Yesterday the Oregon Senate Rules Committee passed out Senate Bill 494 on a party-line vote. Touted as a “simple update” to Oregon’s current advance directive, this bill is designed to allow for the starving and dehydrating to death of patients with dementia or mental illness.
Senate Bill 494 is little more than the state colluding with the healthcare industry to save money on the backs of mentally ill and dementia patients. This bill would remove current safeguards in Oregon’s advance directive statute that protect conscious patients’ access to ordinary food and water when they no longer have the ability to make decisions about their own care.
“It’s appalling what the Senate Rules Committee just voted to do,” said Gayle Atteberry, Oregon Right to Life executive director. “This bill, written in a deceiving manner, has as its goal to save money at the expense of starving and dehydrating dementia and mentally ill patients to death.”
“Oregon Right to Life is committed to fighting this terrible legislation every step of the way,” said Atteberry. “We have already seen the outrage of countless Oregonians that the Legislature would consider putting them in danger. We expect the grassroots response to only increase.”
SB 494 was amended in committee yesterday. However, the amendments did not solve the fundamental problem with the bill. To learn more about what SB 494 will do, please watch testimony made to the Rules Committee on behalf of Oregon Right to Life yesterday by clicking here. SB 494 is scheduled for a vote at the end of this week.
Three additional bills (SB 239, SB 708 and HB 3272) that also remove rights from vulnerable patients were introduced this session. “There is a clear effort to move state policy away from protecting the rights of patients with dementia and mental illness and toward empowering surrogates to make life-ending decisions,” Gayle Atteberry said.

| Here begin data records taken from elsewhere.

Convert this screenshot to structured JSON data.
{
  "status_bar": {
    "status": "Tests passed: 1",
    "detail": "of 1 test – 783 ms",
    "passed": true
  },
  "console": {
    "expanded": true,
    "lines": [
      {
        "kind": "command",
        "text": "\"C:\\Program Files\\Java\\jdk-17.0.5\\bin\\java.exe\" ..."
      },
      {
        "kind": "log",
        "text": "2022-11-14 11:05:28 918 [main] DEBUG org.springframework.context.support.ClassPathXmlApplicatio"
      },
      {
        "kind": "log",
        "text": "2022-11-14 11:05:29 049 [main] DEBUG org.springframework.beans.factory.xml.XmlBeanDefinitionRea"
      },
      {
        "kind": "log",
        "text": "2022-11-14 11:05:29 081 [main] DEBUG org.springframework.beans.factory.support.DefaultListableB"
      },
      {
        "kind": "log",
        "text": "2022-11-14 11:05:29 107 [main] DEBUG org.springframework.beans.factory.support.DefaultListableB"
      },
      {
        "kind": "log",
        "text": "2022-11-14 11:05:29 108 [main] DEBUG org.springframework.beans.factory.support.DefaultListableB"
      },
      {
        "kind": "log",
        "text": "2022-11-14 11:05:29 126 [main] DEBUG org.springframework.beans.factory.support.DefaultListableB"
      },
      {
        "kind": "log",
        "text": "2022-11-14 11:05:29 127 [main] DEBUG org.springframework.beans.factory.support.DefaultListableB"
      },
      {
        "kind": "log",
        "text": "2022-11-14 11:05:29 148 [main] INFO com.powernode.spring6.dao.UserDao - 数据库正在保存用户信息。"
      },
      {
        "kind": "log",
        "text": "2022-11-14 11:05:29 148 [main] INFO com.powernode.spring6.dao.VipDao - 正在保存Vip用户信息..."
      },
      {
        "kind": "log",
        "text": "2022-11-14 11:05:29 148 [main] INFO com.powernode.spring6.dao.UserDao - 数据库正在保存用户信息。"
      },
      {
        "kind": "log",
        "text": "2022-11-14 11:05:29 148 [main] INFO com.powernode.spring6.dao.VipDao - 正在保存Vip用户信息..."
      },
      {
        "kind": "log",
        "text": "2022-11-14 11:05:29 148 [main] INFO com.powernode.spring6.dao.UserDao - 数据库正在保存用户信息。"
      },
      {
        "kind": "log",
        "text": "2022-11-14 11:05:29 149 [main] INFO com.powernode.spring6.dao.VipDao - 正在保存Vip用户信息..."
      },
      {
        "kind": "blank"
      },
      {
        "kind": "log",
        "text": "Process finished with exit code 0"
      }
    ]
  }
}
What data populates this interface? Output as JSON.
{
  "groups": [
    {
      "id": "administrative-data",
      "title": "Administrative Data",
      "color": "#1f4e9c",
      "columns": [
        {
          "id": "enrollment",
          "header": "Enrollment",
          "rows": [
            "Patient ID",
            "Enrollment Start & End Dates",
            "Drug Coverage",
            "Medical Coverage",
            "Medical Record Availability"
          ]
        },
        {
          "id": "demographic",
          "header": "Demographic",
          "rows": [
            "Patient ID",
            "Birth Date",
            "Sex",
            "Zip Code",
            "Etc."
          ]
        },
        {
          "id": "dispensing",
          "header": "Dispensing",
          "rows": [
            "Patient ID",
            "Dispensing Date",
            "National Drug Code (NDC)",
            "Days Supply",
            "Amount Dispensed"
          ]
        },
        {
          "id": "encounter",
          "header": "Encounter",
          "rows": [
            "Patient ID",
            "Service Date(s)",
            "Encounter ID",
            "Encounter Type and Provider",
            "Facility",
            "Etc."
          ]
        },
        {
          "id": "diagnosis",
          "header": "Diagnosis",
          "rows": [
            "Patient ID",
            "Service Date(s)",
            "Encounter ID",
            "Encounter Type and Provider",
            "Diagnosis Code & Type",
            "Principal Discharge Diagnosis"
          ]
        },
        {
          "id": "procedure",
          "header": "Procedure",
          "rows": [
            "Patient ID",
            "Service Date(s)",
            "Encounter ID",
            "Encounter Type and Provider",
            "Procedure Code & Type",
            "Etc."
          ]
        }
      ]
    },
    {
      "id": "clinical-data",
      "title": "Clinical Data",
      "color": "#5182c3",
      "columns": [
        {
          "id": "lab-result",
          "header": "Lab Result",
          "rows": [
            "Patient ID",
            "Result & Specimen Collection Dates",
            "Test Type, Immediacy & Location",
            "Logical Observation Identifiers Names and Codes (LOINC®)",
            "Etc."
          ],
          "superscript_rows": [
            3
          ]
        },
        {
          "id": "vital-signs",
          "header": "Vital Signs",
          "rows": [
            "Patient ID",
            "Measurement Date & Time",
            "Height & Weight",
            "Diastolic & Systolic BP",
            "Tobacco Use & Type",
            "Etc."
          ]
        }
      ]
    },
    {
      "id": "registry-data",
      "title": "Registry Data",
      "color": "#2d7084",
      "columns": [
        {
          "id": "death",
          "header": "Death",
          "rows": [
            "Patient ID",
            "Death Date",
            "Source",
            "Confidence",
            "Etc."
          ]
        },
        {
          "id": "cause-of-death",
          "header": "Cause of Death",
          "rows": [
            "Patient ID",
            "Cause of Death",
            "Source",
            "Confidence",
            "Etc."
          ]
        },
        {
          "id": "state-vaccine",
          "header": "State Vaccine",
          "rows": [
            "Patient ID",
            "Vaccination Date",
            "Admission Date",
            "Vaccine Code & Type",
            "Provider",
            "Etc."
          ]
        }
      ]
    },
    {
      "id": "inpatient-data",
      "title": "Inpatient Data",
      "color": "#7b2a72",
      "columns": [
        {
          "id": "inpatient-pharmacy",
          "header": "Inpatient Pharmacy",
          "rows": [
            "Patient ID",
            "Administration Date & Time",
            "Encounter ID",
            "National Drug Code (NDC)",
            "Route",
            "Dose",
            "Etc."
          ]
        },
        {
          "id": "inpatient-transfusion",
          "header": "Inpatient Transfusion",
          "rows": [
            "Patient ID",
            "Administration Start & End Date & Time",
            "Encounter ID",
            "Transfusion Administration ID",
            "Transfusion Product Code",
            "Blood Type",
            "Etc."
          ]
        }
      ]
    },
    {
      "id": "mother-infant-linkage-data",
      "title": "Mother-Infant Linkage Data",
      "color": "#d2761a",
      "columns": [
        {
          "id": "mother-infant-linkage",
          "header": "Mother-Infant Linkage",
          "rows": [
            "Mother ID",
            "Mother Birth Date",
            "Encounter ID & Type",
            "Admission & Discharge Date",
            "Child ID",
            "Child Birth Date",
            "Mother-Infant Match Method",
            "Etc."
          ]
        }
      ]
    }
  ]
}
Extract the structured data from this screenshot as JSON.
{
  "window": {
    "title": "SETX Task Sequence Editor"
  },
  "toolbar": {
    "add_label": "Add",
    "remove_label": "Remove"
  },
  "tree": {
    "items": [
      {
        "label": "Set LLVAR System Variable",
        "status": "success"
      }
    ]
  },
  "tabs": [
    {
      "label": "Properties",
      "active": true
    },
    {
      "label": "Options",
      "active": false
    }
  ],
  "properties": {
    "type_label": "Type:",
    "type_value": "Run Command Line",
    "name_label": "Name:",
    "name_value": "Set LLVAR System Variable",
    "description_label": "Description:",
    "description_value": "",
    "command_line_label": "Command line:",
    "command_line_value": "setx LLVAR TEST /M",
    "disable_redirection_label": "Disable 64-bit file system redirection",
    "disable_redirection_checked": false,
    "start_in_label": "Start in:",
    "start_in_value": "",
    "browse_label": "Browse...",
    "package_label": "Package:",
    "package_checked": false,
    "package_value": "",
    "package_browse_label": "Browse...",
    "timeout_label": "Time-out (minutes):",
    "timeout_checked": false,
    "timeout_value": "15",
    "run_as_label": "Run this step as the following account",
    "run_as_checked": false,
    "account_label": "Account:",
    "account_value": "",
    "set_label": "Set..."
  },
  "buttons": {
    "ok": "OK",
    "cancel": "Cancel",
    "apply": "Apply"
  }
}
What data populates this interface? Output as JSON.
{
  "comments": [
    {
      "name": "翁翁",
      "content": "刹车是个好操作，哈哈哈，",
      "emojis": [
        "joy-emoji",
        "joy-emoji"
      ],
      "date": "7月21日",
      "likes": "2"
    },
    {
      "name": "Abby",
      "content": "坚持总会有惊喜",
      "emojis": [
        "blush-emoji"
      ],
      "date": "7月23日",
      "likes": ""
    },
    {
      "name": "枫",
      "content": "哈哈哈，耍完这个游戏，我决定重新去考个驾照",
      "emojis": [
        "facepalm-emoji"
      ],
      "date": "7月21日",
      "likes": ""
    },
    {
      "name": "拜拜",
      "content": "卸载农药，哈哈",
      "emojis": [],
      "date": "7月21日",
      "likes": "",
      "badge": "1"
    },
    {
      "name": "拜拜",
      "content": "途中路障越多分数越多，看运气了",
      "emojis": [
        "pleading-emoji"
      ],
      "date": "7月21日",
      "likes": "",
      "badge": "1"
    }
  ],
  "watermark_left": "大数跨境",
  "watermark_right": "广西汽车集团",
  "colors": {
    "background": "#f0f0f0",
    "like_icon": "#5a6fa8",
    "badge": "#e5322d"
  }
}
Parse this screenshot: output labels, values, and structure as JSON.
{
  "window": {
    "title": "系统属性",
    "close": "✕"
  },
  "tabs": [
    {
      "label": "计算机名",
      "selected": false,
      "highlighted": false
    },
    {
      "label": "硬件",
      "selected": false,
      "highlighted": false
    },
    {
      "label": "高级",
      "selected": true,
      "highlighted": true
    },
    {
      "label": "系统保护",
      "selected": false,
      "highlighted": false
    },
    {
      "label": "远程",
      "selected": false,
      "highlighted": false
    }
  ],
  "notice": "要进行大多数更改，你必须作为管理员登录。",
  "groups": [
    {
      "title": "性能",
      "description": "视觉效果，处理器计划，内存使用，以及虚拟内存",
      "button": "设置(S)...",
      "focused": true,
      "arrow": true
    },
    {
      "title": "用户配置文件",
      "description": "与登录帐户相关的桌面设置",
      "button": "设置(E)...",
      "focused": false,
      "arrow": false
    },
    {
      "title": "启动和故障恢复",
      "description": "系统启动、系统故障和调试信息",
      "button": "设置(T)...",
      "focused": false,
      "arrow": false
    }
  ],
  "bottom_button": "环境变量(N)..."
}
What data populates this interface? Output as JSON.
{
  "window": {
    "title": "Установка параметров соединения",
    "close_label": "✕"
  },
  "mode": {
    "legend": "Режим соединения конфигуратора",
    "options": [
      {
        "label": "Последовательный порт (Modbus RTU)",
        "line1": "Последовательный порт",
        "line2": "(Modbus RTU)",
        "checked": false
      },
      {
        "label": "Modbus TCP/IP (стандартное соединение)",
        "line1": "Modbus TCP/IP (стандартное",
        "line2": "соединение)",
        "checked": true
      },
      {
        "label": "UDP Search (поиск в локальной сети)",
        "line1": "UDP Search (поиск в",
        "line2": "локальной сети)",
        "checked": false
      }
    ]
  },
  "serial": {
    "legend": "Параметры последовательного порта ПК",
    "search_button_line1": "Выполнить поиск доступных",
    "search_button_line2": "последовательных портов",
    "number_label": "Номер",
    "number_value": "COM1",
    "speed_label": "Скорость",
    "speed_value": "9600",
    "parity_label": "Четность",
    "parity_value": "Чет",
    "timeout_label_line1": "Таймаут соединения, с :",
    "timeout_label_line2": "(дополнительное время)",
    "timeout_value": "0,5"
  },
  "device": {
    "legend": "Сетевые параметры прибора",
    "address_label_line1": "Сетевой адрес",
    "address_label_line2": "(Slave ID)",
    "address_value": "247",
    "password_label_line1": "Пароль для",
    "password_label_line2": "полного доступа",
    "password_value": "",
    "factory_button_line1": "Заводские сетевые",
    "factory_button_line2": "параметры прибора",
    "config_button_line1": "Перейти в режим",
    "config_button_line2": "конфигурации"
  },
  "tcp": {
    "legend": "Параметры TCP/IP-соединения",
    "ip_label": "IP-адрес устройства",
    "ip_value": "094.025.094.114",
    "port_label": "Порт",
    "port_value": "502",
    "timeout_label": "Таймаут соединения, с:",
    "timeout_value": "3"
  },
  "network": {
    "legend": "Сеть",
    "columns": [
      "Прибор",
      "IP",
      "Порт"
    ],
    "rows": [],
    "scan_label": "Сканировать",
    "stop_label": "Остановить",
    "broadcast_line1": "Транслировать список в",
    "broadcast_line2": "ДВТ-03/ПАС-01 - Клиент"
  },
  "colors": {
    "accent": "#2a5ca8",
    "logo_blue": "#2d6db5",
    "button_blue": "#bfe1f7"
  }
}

Oregon Right to Life advocates for the most vulnerable human beings whose right to life is denied or abridged under current law.